The New York-based interactive-ad company already holds a patent, awarded July 29, for a method of serving digital ads aimed at specific audiences. The new patent extends that coverage to include a way of serving sequenced advertisements via the Internet, interactive TV or wireless devices. As their name suggests, sequenced ads are made up of separate components that appear one after the other, like a storyboard.
24/7 Real Media has been aggressively pursuing patent licenses to improve its shareholder value.
In total, 24/7 has licensed its patents to six rivals, including top online-marketing company DoubleClick, as well as ad networks ValueClick and Advertising.com. Earlier this week, it announced that it licensed one of its patents to rival Accipter, which sells online-ad delivery technology. Accipter will use 24/7's patent for a method of targeting online ads.
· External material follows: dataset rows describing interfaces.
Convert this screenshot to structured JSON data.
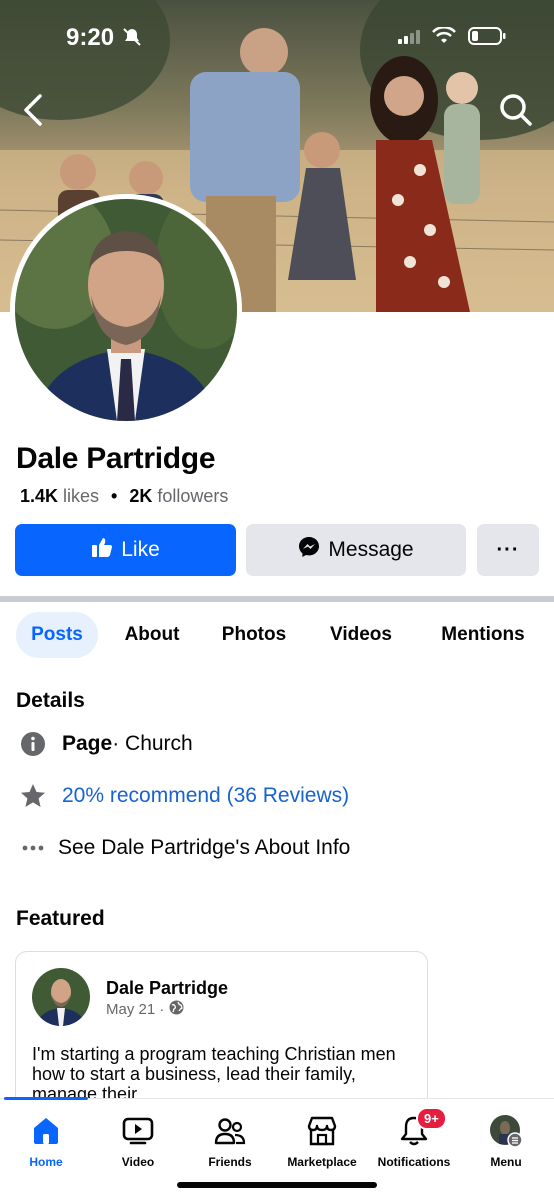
{
  "status": {
    "time": "9:20"
  },
  "profile": {
    "name": "Dale Partridge",
    "likes_count": "1.4K",
    "likes_word": "likes",
    "followers_count": "2K",
    "followers_word": "followers"
  },
  "actions": {
    "like": "Like",
    "message": "Message",
    "more": "···"
  },
  "tabs": [
    "Posts",
    "About",
    "Photos",
    "Videos",
    "Mentions"
  ],
  "details": {
    "title": "Details",
    "category_label": "Page",
    "category_value": " · Church",
    "recommend": "20% recommend (36 Reviews)",
    "about_link": "See Dale Partridge's About Info"
  },
  "featured": {
    "title": "Featured",
    "author": "Dale Partridge",
    "date": "May 21 ·",
    "text": "I'm starting a program teaching Christian men how to start a business, lead their family, manage their"
  },
  "nav": {
    "items": [
      {
        "label": "Home",
        "icon": "home-icon"
      },
      {
        "label": "Video",
        "icon": "video-icon"
      },
      {
        "label": "Friends",
        "icon": "friends-icon"
      },
      {
        "label": "Marketplace",
        "icon": "marketplace-icon"
      },
      {
        "label": "Notifications",
        "icon": "bell-icon"
      },
      {
        "label": "Menu",
        "icon": "menu-avatar-icon"
      }
    ],
    "notifications_badge": "9+"
  },
  "colors": {
    "accent": "#0866ff",
    "link": "#1763cf",
    "badge": "#e41e3f"
  }
}
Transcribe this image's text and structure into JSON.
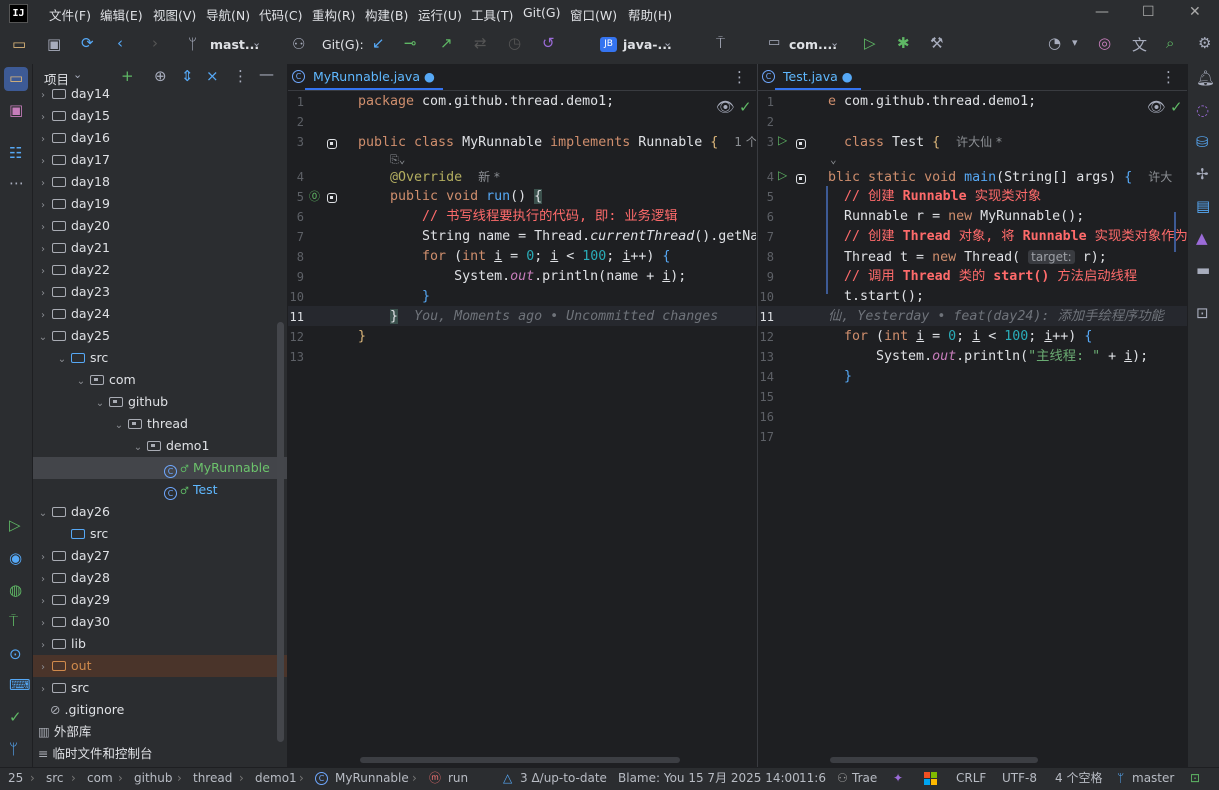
{
  "app": {
    "logo": "IJ"
  },
  "menu": [
    "文件(F)",
    "编辑(E)",
    "视图(V)",
    "导航(N)",
    "代码(C)",
    "重构(R)",
    "构建(B)",
    "运行(U)",
    "工具(T)",
    "Git(G)",
    "窗口(W)",
    "帮助(H)"
  ],
  "toolbar": {
    "branch": "mast...",
    "git_label": "Git(G):",
    "project_badge": "JB",
    "project_name": "java-...",
    "run_config": "com...."
  },
  "project_panel": {
    "title": "项目",
    "tree": [
      {
        "label": "day14",
        "depth": 0,
        "kind": "folder",
        "expanded": false
      },
      {
        "label": "day15",
        "depth": 0,
        "kind": "folder",
        "expanded": false
      },
      {
        "label": "day16",
        "depth": 0,
        "kind": "folder",
        "expanded": false
      },
      {
        "label": "day17",
        "depth": 0,
        "kind": "folder",
        "expanded": false
      },
      {
        "label": "day18",
        "depth": 0,
        "kind": "folder",
        "expanded": false
      },
      {
        "label": "day19",
        "depth": 0,
        "kind": "folder",
        "expanded": false
      },
      {
        "label": "day20",
        "depth": 0,
        "kind": "folder",
        "expanded": false
      },
      {
        "label": "day21",
        "depth": 0,
        "kind": "folder",
        "expanded": false
      },
      {
        "label": "day22",
        "depth": 0,
        "kind": "folder",
        "expanded": false
      },
      {
        "label": "day23",
        "depth": 0,
        "kind": "folder",
        "expanded": false
      },
      {
        "label": "day24",
        "depth": 0,
        "kind": "folder",
        "expanded": false
      },
      {
        "label": "day25",
        "depth": 0,
        "kind": "folder",
        "expanded": true
      },
      {
        "label": "src",
        "depth": 1,
        "kind": "src",
        "expanded": true
      },
      {
        "label": "com",
        "depth": 2,
        "kind": "pkg",
        "expanded": true
      },
      {
        "label": "github",
        "depth": 3,
        "kind": "pkg",
        "expanded": true
      },
      {
        "label": "thread",
        "depth": 4,
        "kind": "pkg",
        "expanded": true
      },
      {
        "label": "demo1",
        "depth": 5,
        "kind": "pkg",
        "expanded": true
      },
      {
        "label": "MyRunnable",
        "depth": 6,
        "kind": "java-modified",
        "selected": true
      },
      {
        "label": "Test",
        "depth": 6,
        "kind": "java"
      },
      {
        "label": "day26",
        "depth": 0,
        "kind": "folder",
        "expanded": true
      },
      {
        "label": "src",
        "depth": 1,
        "kind": "src"
      },
      {
        "label": "day27",
        "depth": 0,
        "kind": "folder",
        "expanded": false
      },
      {
        "label": "day28",
        "depth": 0,
        "kind": "folder",
        "expanded": false
      },
      {
        "label": "day29",
        "depth": 0,
        "kind": "folder",
        "expanded": false
      },
      {
        "label": "day30",
        "depth": 0,
        "kind": "folder",
        "expanded": false
      },
      {
        "label": "lib",
        "depth": 0,
        "kind": "folder",
        "expanded": false
      },
      {
        "label": "out",
        "depth": 0,
        "kind": "out",
        "expanded": false
      },
      {
        "label": "src",
        "depth": 0,
        "kind": "folder",
        "expanded": false
      },
      {
        "label": ".gitignore",
        "depth": 0,
        "kind": "ignore"
      },
      {
        "label": "外部库",
        "depth": -1,
        "kind": "lib"
      },
      {
        "label": "临时文件和控制台",
        "depth": -1,
        "kind": "scratch"
      }
    ]
  },
  "editor_left": {
    "tab": "MyRunnable.java",
    "line_numbers": [
      "1",
      "2",
      "3",
      "",
      "4",
      "5",
      "6",
      "7",
      "8",
      "9",
      "10",
      "11",
      "12",
      "13"
    ],
    "hint_author_right": "1 个",
    "hint_new": "新 *",
    "blame_line": "You, Moments ago • Uncommitted changes"
  },
  "editor_right": {
    "tab": "Test.java",
    "line_numbers": [
      "1",
      "2",
      "3",
      "",
      "4",
      "5",
      "6",
      "7",
      "8",
      "9",
      "10",
      "11",
      "12",
      "13",
      "14",
      "15",
      "16",
      "17"
    ],
    "author_hint1": "许大仙 *",
    "author_hint2": "许大",
    "target_hint": "target:",
    "blame_line": "仙, Yesterday • feat(day24): 添加手绘程序功能"
  },
  "status_bar": {
    "breadcrumbs": [
      "25",
      "src",
      "com",
      "github",
      "thread",
      "demo1",
      "MyRunnable",
      "run"
    ],
    "vcs": "3 Δ/up-to-date",
    "blame": "Blame: You 15 7月 2025 14:00",
    "position": "11:6",
    "plugin": "Trae",
    "line_sep": "CRLF",
    "encoding": "UTF-8",
    "indent": "4 个空格",
    "branch": "master"
  }
}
Each licensee pays an up-front fee and a revenue-based royalty, but terms of the deals have not been disclosed.
"It is very encouraging to see growth in the number of companies that pay 24/7 Real Media patent royalties and to have achieved this growth without prolonged litigation," 24/7 Real Media's CEO David Moore said in a statement.
"We believe that as Internet advertising rebounds, our licenses will generate a visible additional revenue stream," Moore said.
On Tuesday, 24/7 reported a second-quarter loss that shrank from the same period in 2002 on revenue that was up by 15 percent. The company said it had a second-quarter loss of $2.5 million, or 6 cents a share, on revenue of $12.2 million. That compared with a loss of $4.2 million, or 8 cents a share, on revenue of $10.6 million in the comparable period.
Still, 24/7 is in a patent battle with rival Aquantive, formerly known as Avenue A. Last month, the U.S. Federal Court for the Western District of Washington granted partial summary judgment to Aquantive in a lawsuit that alleged that Aquantive infringed 24/7's patent for targeted advertising. 24/7 said it will appeal the ruling.
Specifically, 24/7 said the court's decision did not address whether Aquantive's ad-serving system, called Atlas DMT, infringes its patent when delivering sequenced ads.
24/7 has also said it is pursuing targeted-ad licensees in the paid-search industry and cable TV technology market. 24/7 said many companies in those areas are infringing its patents.